CITY ART is a cooperative art gallery, owned and operated by about 200 local artists.  The gallery has about $10,000 in sales a month—70 percent of which goes to the artists, and 30 percent of which is used to support the gallery. Read more about CITY ART...

Can the Real Sharing Economy Please Stand Up?

Nina Feldman
Next City

In the wake of the BP oil spill, co-op businesses are on the rise in New Orleans

Greensboro Community Looks to Food Cooperative to Fill Grocery Gap

A low-income community of color applies a cooperative solution to combat food insecurity
What would you do if the only full-service grocery store in your community suddenly closed? When this misfortune fell upon the residents of northeast Greensboro, North Carolina, they took matters into their own hands and mobilized to build a community-owned store.

Case Studies: Business Conversions to Worker Cooperatives—Insights and Readiness Factors for Owners and Employees

Alison Lingane and Shannon Rieger

These 12 case studies explore the practical promises and pitfalls of converting existing businesses to worker cooperative ownership—a key strategy for building more democratic workplaces. 

Pogues Run Grocer

Opened in 2010, Pogues Run Grocer is full-service, natural products, member-owned store featuring affordable, fresh, healthy foods and locally produced goods.  The co-op strives to be environmentally and socially conscious by providing access to affordable healthy foods, operating under cooperative principles, supporting the local economy and food network, and minimizing its ecological footprint.  The 800-member organization is committed to education, and offers a range of discounted and free classes focused on topics such as cooking, gardening, and nutrition. Read more about Pogues Run Grocer...

Indiana Electric Cooperatives

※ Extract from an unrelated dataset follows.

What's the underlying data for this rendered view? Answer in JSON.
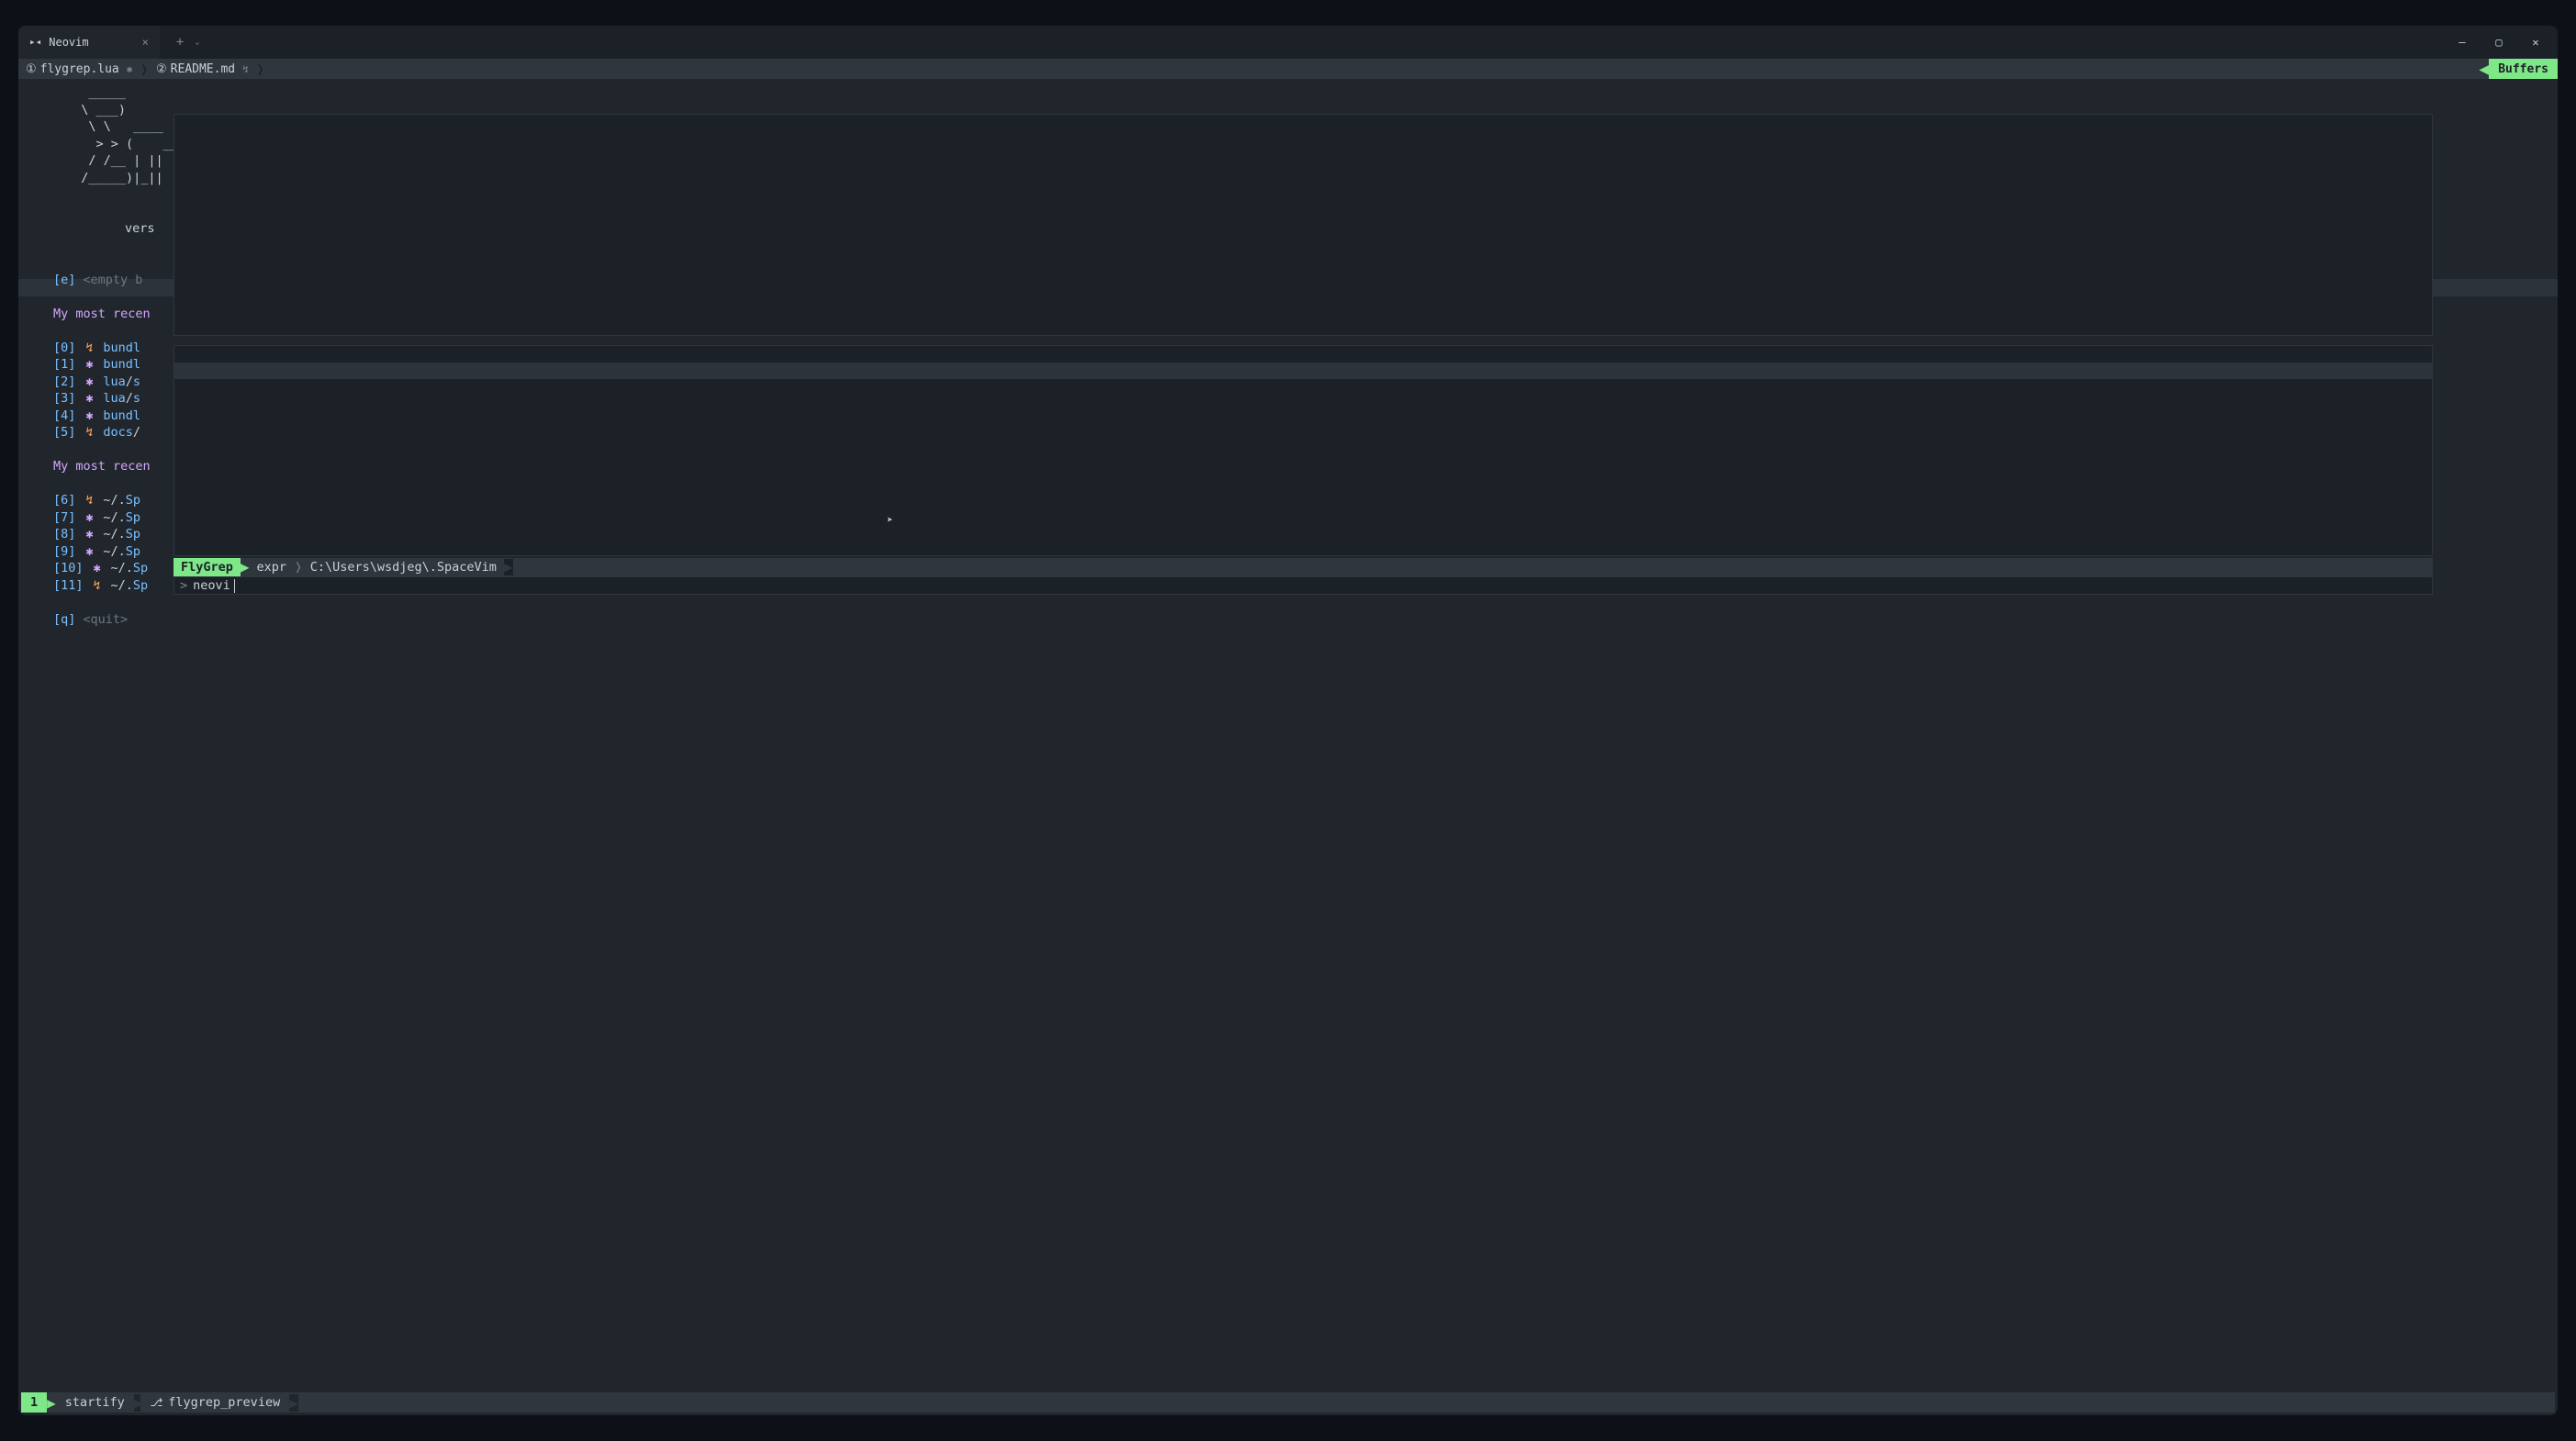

Established in 1935, the Indianapolis-based Indiana Electric Cooperatives (IEC) was the first electric cooperative service organization created in the U.S.  Today, the enterprise supports 39 member electric cooperatives located across Indiana.  Its services aim to provide electric cooperatives the tools and resources they need to operate safely, efficiently and legally, and include job and safety training, advocacy and government relations, regulatory compliance support, and professional development training.  IEC also runs numerous programs for students to learn more about energy and the cooperative business model, including a youth energy summer camp.

Indiana Cooperative Development Center

Based in Indianapolis, the Indiana Cooperative Development Center (ICDC) works to promote cooperatives as a vibrant model to address the economic and social needs of Indiana’s communities.  To do so, ICDC educates the public about the co-op model, identifies and shares information about best practices for cooperative organizations, and brings cooperatives together to network, collaborate, and participate in educational and training opportunities.  ICDC also provides free services, including strategic planning; market analysis; business plan development; board, management and staff training; and fundraising assistance, to all types of cooperative organizations.

NCBA CLUSA's 2015 Annual Conference

May 4th, 2015 to May 6th, 2015
Washington, D.C.

The National Cooperative Business Association CLUSA International 2015 Annual Conference will focus on advocacy, connecting conference attendees to elected officials and policymakers.  Read more about NCBA CLUSA's 2015 Annual Conference...

Scaling Up the Cooperative Movement

Thomas Hanna

How can we scale up the cooperative movement without losing our cooperative values?  That is the question contributors seek to answer in this collection of essays.  Contributors include Hilary Abell, Michael Johnson, Joe Guinan and Caitlin Quigley, along with contributing editors Thomas Hanna, Andrew McLeod and Len Krimerman.